So I'd like you to pause your video to complete your task and resume once you're finished.

And if you want to have a little think about what problem I paused you then, please do so.

Okay, welcome back.

You may need to pause the video to mark your work.

Okay, so we're with three.

There was lots of different possible numbers that have these lowest common multiples.

So if you didn't get these, it's fine.

Okay, so now it's time for the explore task.

So select two of the numbers and find their lowest common multiple.

So choose any two of these and find their lowest common multiple and then repeat for every possible pair.

Now I've given you some squared paper in your explore task but if you haven't printed this off, that's fine.

You might just want to use your square paper or you might just want to use some normal paper and just be a bit more accurate with your square drawing.

And then once you've done this for all possible pairs, choose a different set of numbers and see if you notice anything.

So pause the video and have a go and resume once you've finished.

Okay, so here are my answers.

Now I have 30, 45, 60.

So 60 is the lowest common multiple of 15 and 60, 75, 90, 300 is the lowest common multiple of 75 and 60.

Now what I want you to think about and you would have saw this if you could tried different numbers, is that say for instance, you said that the little one was 10 which means that that was 20.

You would have found these exact same combinations, no matter what numbers you tried.

So as long as you labelled the rods correctly.

So if one of them, the white one was 10, the red one would be 20, the green one would be 30, et cetera.

So if you labelled them correctly, you would have always found this exact combination.

This exact picture but just with different numbers.

Now why? Well, this one is two times bigger than this one.

So they will always meet like that.

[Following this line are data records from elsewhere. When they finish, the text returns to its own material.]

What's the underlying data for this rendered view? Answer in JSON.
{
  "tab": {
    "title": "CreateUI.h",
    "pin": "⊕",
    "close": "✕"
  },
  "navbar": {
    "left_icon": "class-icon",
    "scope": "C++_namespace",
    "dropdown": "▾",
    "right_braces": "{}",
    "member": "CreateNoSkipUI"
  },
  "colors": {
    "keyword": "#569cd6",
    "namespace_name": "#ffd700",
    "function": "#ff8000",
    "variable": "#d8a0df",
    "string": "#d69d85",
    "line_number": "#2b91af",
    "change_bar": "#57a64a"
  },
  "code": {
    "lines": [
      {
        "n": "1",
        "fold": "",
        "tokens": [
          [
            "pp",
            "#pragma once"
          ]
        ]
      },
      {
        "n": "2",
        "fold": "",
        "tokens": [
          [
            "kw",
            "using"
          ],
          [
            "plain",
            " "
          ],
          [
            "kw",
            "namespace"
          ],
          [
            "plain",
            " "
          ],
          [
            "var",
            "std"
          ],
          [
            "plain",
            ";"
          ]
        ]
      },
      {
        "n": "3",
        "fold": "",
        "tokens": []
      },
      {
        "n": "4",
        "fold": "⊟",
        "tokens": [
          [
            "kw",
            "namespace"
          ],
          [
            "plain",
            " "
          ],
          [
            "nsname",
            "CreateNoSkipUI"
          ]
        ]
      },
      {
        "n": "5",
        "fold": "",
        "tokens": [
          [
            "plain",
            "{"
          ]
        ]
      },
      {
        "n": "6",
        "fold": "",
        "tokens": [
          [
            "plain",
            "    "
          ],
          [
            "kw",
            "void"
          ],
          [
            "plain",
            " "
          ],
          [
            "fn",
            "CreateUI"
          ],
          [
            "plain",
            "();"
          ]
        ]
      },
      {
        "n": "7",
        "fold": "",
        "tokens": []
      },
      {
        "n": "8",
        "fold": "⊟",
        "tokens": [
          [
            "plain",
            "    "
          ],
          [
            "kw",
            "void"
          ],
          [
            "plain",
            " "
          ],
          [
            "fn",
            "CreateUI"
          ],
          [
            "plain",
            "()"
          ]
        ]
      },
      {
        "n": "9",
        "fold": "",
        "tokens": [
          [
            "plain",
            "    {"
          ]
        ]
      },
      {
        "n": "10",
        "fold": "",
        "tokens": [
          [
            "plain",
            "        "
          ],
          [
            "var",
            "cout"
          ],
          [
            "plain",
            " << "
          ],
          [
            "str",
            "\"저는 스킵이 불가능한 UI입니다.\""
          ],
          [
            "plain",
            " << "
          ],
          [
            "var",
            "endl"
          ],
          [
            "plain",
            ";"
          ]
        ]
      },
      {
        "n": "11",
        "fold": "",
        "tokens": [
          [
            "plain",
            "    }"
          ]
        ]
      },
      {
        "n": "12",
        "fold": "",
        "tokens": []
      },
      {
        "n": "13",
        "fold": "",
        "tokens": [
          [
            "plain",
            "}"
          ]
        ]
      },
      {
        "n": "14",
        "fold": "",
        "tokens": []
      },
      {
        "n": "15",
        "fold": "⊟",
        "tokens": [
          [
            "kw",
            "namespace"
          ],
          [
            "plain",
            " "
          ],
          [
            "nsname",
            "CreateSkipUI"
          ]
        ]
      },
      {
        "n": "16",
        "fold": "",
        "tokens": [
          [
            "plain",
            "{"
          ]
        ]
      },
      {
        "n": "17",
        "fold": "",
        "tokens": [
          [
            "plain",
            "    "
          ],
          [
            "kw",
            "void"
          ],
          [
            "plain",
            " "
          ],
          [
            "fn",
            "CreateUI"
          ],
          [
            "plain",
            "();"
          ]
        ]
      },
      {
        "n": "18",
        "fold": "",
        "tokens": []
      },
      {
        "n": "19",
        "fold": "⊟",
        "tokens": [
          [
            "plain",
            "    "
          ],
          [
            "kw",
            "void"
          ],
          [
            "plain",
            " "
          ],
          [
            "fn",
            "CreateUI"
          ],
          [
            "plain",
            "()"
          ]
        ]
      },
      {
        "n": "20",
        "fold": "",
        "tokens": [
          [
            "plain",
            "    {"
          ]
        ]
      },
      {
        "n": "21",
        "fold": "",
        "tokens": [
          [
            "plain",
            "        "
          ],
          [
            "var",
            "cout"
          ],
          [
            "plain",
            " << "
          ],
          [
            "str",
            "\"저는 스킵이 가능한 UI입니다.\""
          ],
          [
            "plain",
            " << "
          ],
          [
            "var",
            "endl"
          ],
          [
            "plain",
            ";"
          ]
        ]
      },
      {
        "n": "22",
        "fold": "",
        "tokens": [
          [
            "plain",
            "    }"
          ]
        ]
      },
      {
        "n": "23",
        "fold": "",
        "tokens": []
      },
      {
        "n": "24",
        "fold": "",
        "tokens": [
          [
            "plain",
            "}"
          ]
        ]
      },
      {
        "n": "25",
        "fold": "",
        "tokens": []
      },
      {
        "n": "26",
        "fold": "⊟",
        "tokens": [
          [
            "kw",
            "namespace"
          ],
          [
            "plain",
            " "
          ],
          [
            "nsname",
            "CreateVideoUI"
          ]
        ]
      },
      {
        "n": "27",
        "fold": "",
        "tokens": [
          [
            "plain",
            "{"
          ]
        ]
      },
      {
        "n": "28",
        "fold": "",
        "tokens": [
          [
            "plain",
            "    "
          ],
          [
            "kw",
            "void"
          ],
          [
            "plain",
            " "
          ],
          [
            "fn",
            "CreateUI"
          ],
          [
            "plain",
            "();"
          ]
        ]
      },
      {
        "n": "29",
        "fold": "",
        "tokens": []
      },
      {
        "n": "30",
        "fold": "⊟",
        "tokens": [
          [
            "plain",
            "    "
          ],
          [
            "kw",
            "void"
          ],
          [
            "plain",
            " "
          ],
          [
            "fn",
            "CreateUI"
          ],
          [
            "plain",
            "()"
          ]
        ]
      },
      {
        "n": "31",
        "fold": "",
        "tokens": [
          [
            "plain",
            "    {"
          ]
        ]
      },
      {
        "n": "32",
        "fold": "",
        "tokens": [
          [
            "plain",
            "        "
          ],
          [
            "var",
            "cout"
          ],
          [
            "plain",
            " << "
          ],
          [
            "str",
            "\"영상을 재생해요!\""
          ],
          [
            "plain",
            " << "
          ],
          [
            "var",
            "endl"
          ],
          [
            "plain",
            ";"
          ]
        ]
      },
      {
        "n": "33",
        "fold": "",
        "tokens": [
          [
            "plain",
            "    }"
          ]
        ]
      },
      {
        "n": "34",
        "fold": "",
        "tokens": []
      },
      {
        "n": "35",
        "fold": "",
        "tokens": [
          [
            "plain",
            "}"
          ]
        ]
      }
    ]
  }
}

This one, the purple one is four times bigger than that one.

They will always meet like that.

This one is two thirds of the size of that one.

So two of them will always be the same as three of them.

They have this relationship, this proportional relationship and that affects what their lowest common multiple is.

And this is a really important idea.

And it's also to do with the highest common factor as well.

So this one has a highest common factor of 15.

Can you see how 15 impacts these? Well, that's two 15, three 15, four 15, six 15.

So that's six times 15.

This one, this one is four times 15.

Sorry, this one is still six times 15 but it's been split differently.

So we can say that this one is two times three times 15, three times 15 is 45.

Whereas this one it's still six times 15, but we're actually doing three times, two times 15 because each rod is 30.

So we've got the same multiplication here but it's just written in a different way using associativity and commutativity.

And now this has an impact on finding our lowest common multiple.

And you might want to have a little think about this and see if you can write 75 in terms of 15 and write 45 in terms of 15.

In fact, let's do another one.

Let's do the 75.

So 70, well that's five times 15, right? And then times three.

45 is three times 15 times five.

Can you see how they are the same? So can you see where the number of rods is coming from? Can you see the highest common factor of these two numbers? Well, it's both 15.

So can you see how what we have left five and a three? They combine five times, three times 15.

They combine to give us 225.